| EXERCISE GOAL |
Reproduce every record below word for word and include no pictures.

______

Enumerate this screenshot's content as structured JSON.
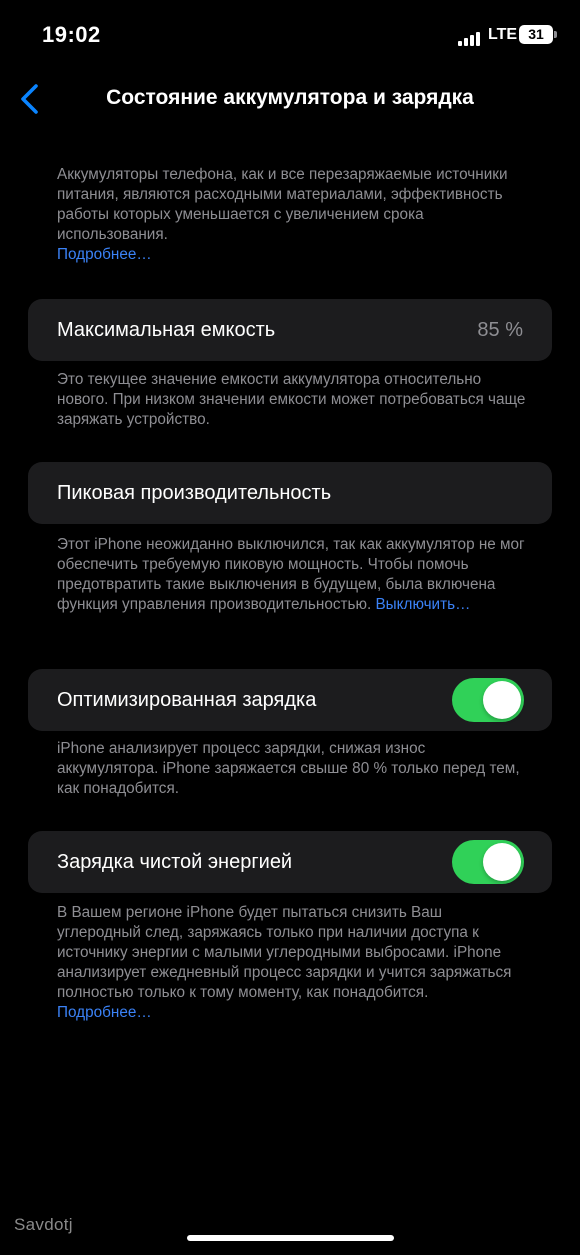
{
  "status_bar": {
    "time": "19:02",
    "network": "LTE",
    "battery_level": "31"
  },
  "nav": {
    "back_icon": "chevron-left-icon",
    "title": "Состояние аккумулятора и зарядка",
    "accent_color": "#0a84ff"
  },
  "intro": {
    "text": "Аккумуляторы телефона, как и все перезаряжаемые источники питания, являются расходными материалами, эффективность работы которых уменьшается с увеличением срока использования.",
    "link": "Подробнее…"
  },
  "max_capacity": {
    "label": "Максимальная емкость",
    "value": "85 %",
    "note": "Это текущее значение емкости аккумулятора относительно нового. При низком значении емкости может потребоваться чаще заряжать устройство."
  },
  "peak_performance": {
    "label": "Пиковая производительность",
    "note": "Этот iPhone неожиданно выключился, так как аккумулятор не мог обеспечить требуемую пиковую мощность. Чтобы помочь предотвратить такие выключения в будущем, была включена функция управления производительностью.",
    "link": "Выключить…"
  },
  "optimized_charging": {
    "label": "Оптимизированная зарядка",
    "enabled": true,
    "note": "iPhone анализирует процесс зарядки, снижая износ аккумулятора. iPhone заряжается свыше 80 % только перед тем, как понадобится."
  },
  "clean_energy": {
    "label": "Зарядка чистой энергией",
    "enabled": true,
    "note": "В Вашем регионе iPhone будет пытаться снизить Ваш углеродный след, заряжаясь только при наличии доступа к источнику энергии с малыми углеродными выбросами. iPhone анализирует ежедневный процесс зарядки и учится заряжаться полностью только к тому моменту, как понадобится.",
    "link": "Подробнее…"
  },
  "watermark": "Savdotj",
  "colors": {
    "toggle_on": "#30d158",
    "cell_background": "#1c1c1e",
    "secondary_text": "#8e8e93",
    "link": "#3b82f6"
  }
}
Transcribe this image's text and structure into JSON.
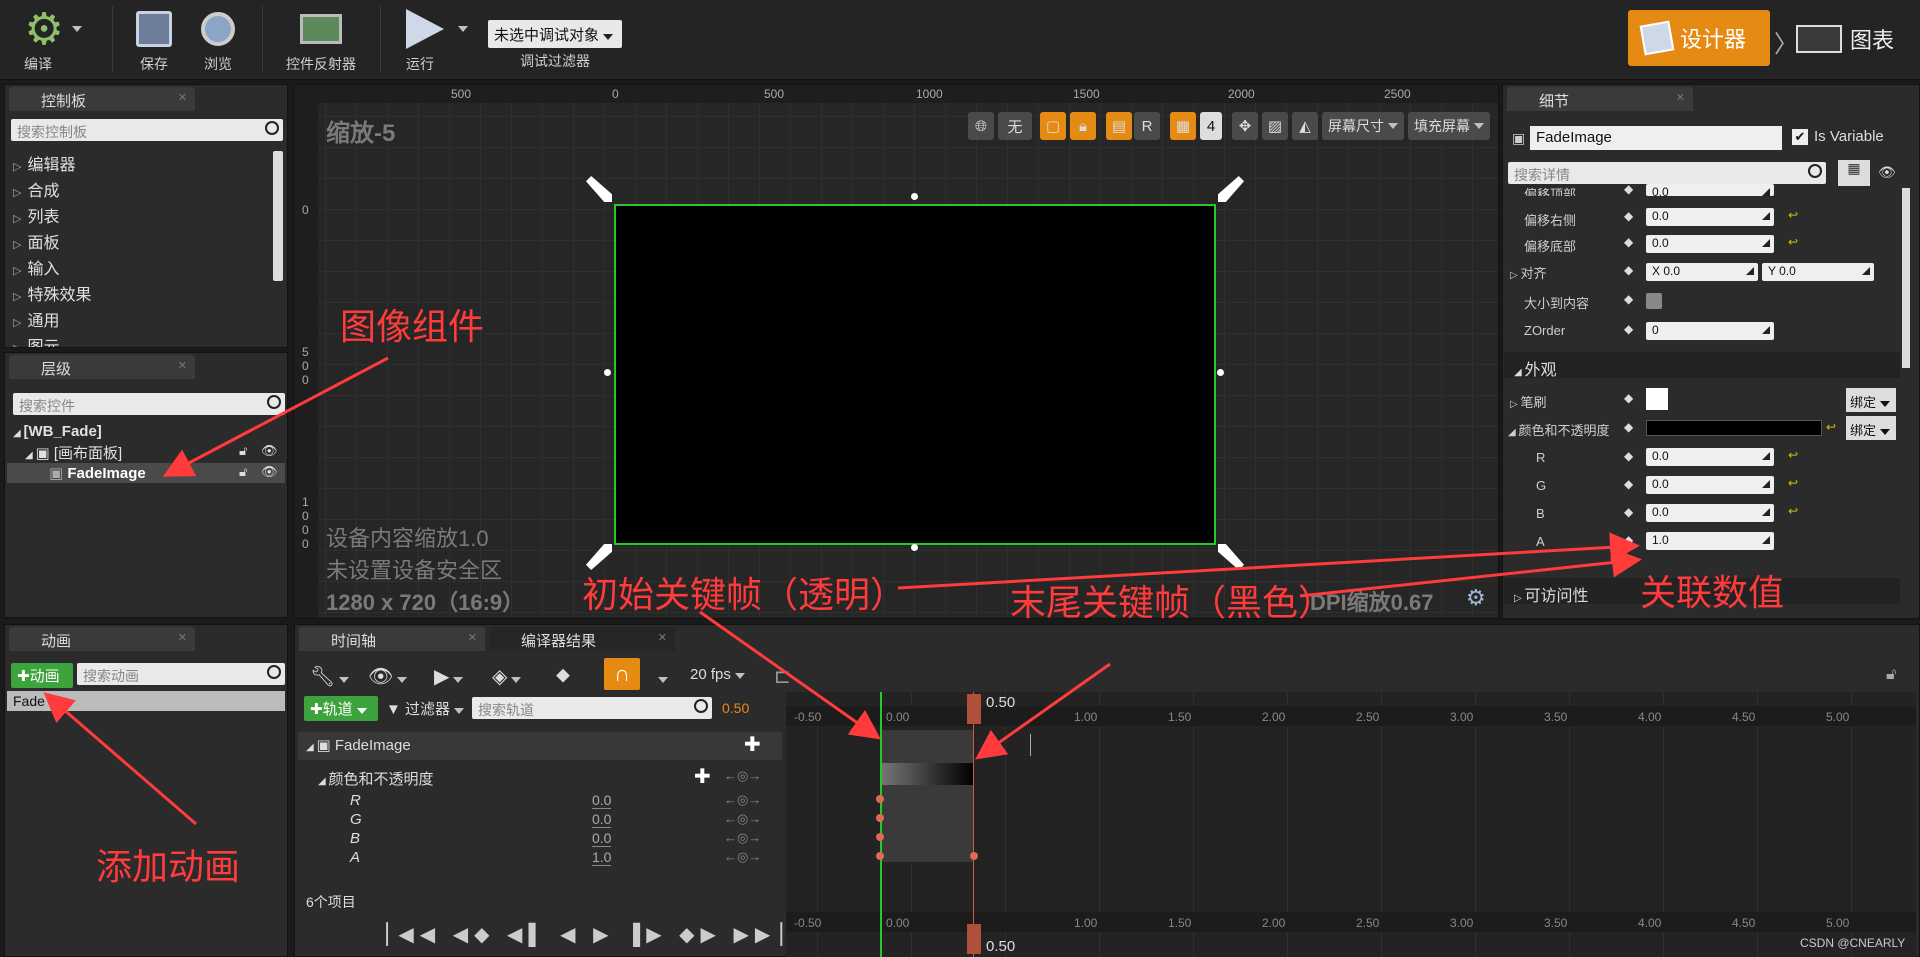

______

| RESULT OF THE EXERCISE |
Enumerate this screenshot's content as structured JSON.
{
  "status_bar": {
    "time": "19:02",
    "network": "LTE",
    "battery_level": "31"
  },
  "nav": {
    "back_icon": "chevron-left-icon",
    "title": "Состояние аккумулятора и зарядка",
    "accent_color": "#0a84ff"
  },
  "intro": {
    "text": "Аккумуляторы телефона, как и все перезаряжаемые источники питания, являются расходными материалами, эффективность работы которых уменьшается с увеличением срока использования.",
    "link": "Подробнее…"
  },
  "max_capacity": {
    "label": "Максимальная емкость",
    "value": "85 %",
    "note": "Это текущее значение емкости аккумулятора относительно нового. При низком значении емкости может потребоваться чаще заряжать устройство."
  },
  "peak_performance": {
    "label": "Пиковая производительность",
    "note": "Этот iPhone неожиданно выключился, так как аккумулятор не мог обеспечить требуемую пиковую мощность. Чтобы помочь предотвратить такие выключения в будущем, была включена функция управления производительностью.",
    "link": "Выключить…"
  },
  "optimized_charging": {
    "label": "Оптимизированная зарядка",
    "enabled": true,
    "note": "iPhone анализирует процесс зарядки, снижая износ аккумулятора. iPhone заряжается свыше 80 % только перед тем, как понадобится."
  },
  "clean_energy": {
    "label": "Зарядка чистой энергией",
    "enabled": true,
    "note": "В Вашем регионе iPhone будет пытаться снизить Ваш углеродный след, заряжаясь только при наличии доступа к источнику энергии с малыми углеродными выбросами. iPhone анализирует ежедневный процесс зарядки и учится заряжаться полностью только к тому моменту, как понадобится.",
    "link": "Подробнее…"
  },
  "watermark": "Savdotj",
  "colors": {
    "toggle_on": "#30d158",
    "cell_background": "#1c1c1e",
    "secondary_text": "#8e8e93",
    "link": "#3b82f6"
  }
}
Transcribe this image's text and structure into JSON.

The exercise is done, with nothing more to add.